If you love Gene Stratton-Porter’s Freckles or A Girl of the Limberlost, I won’t guarantee that you’ll love A Daughter of the Land. As I read through it recently, I kept changing my mind about whether or not the author herself liked her main character, Kate Bates. In one instance Stratton-Porter would seem to want readers to admire Kate’s independent spirit. Then Kate, and sometimes those around her, would suffer because of an impetuous decision, which would appear to be a warning against being headstrong. I concluded that what feels like a conflict within the author is a result of her effort to depict real life. And this is where lovers of Stratton-Porter’s usual style may have difficulty appreciating the tone of this novel. This is not a fairytale.
Kate Bates is the sixteenth and youngest child in her family. “Her father always had driven himself and his family like slaves, while her mother had ably seconded his efforts.” Each son is rewarded, when he turns 21, with 200 acres of farmland for which the entire family has pinched pennies to add to the Bates existing acreage. Each daughter is sent to school to become a teacher so she can earn her own living until she finds a husband. For her hard work on the farm, Kate expects the same reward her sisters have been given. When it is Kate’s turn to go to school, however, her parents decide they can’t spare her and she will have to remain at home to work.
Mr. and Mrs. Bates fail to reckon with the fact that Kate has inherited her father’s strong will. When Kate defies them, she is sent away from home and told that she may not come back. She believes she is prepared to face the implications of her parents’ ultimatum. The decision to go her own way leads to a series of difficult consequences which affect her and her children, and which eventually touch her entire family. All is not bleak, but the reader does wonder if things are ever going to come out “right” for Kate.
In an article published in 1919, “Why I Always Wear My Rose-Colored Glasses,” Gene Stratton-Porter deigns to answer the accusation by many critics that she is too optimistic and knows nothing of realism. “People even go so far as to assume that life has been such a rose-colored affair with me that I could not write realism if I would, because I have had no experience.” She goes on to enlighten readers (almost as though the details are being dragged from her) as to some of the “realism” she has lived through.
Near the end of that article, she comments on the effects of the recent World War on her optimism. “In this despondent mood I came the nearest I ever have come to writing a book of realism, because it was the only kind of book I could summon the courage to write.” A Daughter of the Land had been published the year before.

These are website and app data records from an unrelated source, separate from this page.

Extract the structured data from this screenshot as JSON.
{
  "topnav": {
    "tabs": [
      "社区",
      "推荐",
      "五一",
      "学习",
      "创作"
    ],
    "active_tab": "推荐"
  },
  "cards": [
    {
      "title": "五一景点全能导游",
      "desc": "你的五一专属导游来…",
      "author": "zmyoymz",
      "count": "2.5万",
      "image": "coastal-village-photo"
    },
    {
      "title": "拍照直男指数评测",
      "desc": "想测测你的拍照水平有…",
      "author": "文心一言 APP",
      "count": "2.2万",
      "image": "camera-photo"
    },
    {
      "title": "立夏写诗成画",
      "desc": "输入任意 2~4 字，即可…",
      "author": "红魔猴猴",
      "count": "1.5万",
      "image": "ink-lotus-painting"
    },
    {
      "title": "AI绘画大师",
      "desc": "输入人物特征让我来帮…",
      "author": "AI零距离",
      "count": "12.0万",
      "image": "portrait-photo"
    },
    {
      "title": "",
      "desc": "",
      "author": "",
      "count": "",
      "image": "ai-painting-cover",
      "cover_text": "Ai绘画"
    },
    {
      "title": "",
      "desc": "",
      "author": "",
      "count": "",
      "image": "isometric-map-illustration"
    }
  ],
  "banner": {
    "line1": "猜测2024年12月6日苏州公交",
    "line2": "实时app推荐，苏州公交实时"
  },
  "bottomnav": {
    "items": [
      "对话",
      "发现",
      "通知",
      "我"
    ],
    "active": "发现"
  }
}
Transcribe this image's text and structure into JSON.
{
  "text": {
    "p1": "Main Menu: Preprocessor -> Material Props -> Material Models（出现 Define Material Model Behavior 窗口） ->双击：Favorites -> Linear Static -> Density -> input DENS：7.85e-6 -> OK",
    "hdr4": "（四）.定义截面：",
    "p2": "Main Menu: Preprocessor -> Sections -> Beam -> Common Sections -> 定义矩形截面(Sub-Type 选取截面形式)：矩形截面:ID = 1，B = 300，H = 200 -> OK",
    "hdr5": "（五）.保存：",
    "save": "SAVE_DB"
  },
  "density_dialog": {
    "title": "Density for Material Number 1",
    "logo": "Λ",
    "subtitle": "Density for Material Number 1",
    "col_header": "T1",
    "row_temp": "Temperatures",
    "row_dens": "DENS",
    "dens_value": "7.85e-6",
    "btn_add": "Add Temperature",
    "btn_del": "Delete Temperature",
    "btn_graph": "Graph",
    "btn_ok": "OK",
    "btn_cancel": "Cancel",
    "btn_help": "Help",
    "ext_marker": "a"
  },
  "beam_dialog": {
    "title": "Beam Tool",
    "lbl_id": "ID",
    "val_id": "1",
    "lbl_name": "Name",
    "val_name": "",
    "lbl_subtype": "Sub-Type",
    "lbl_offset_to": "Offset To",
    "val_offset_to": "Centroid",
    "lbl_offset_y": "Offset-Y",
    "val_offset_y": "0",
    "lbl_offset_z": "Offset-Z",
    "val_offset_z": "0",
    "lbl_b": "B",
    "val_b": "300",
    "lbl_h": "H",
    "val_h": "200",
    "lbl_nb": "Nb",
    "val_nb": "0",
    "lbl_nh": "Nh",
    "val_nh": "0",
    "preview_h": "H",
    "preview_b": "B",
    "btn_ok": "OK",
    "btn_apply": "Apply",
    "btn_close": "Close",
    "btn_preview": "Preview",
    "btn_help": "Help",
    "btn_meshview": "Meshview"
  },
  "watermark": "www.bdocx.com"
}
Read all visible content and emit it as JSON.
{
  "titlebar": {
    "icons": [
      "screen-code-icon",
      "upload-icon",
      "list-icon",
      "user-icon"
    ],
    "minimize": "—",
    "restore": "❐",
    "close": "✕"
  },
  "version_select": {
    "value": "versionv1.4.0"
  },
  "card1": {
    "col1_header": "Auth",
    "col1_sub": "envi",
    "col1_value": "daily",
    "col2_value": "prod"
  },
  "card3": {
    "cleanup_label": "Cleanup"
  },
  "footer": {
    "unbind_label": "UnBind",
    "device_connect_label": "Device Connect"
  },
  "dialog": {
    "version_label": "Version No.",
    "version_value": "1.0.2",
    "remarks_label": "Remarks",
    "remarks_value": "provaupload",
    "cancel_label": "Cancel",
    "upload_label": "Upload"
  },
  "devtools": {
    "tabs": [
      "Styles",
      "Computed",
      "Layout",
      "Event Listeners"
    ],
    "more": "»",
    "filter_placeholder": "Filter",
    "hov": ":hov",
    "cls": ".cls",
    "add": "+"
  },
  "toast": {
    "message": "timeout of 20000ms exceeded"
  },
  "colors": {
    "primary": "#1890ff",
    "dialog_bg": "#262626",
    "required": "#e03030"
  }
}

In her biography Gene Stratton-Porter, Novelist and Naturalist, Judith Reick Long relates that Gene’s only daughter Jeannette became infatuated with a man of whom her parents didn’t approve. When Jeannette was 21, she and her beau obtained a marriage license, “telephoned the Porter home and asked if they should be married away from Geneva, or at home. The wedding took place at the cabin two days later, on a Saturday afternoon.” From the start, Jeannette’s husband had trouble keeping a job, and the Porters were often called upon to help support their daughter and grandchildren. In 1920, Jeannette filed for divorce, “alleging habitual drunkenness, as well as cocaine abuse and infidelity.” It isn’t far-fetched to assume that watching her daughter suffer the consequences of her hasty marriage played into the development of Kate Bates’s character.
Stratton-Porter ends “Rose-Colored Glasses,” by asserting that, though her hope wavered during the war years, she had heard of so many heroic stories in the year since its end that her faith in mankind was being restored:
So when writing another book, even without wearing my rose-colored glasses, I shall have to tell only the truth to portray men at their best, and my pictures of them will still be bigger and better than any I have reproduced up to this time.
From this time until her death, Gene Stratton-Porter was, as she always had been, involved in several new projects. She was busily exploring California and learning its peculiar flora and fauna. She founded a movie studio, and threw herself into planning and working closely on the construction of a new mansion.
Graumann’s Third Street Theater had let Gene know that on Labor Day they’d had the biggest house in the history of the theater for a showing of “A Girl of the Limberlost.” She began writing Keeper of the Bees in September and was finished by November.
The plan was for Leo [Meehan] to write a screenplay for this new novel as soon as possible. Then a motion picture version of the novel would be released simultaneously with its serialization in McCall’s, due to begin the following spring.
Perhaps Gene Stratton-Porter was regaining her optimism. Though tinged by the fallout of the War, Keeper of the Bees, is often criticized for being too rosy. Gene was killed in an accident on December 6, 1924 and never saw the publication of this last novel. If she had to go, I’m thankful she was granted the time to complete Keeper. It’s the favorite of several of us at Plumfield and Paideia. You can read a full review here.
You may buy this book here.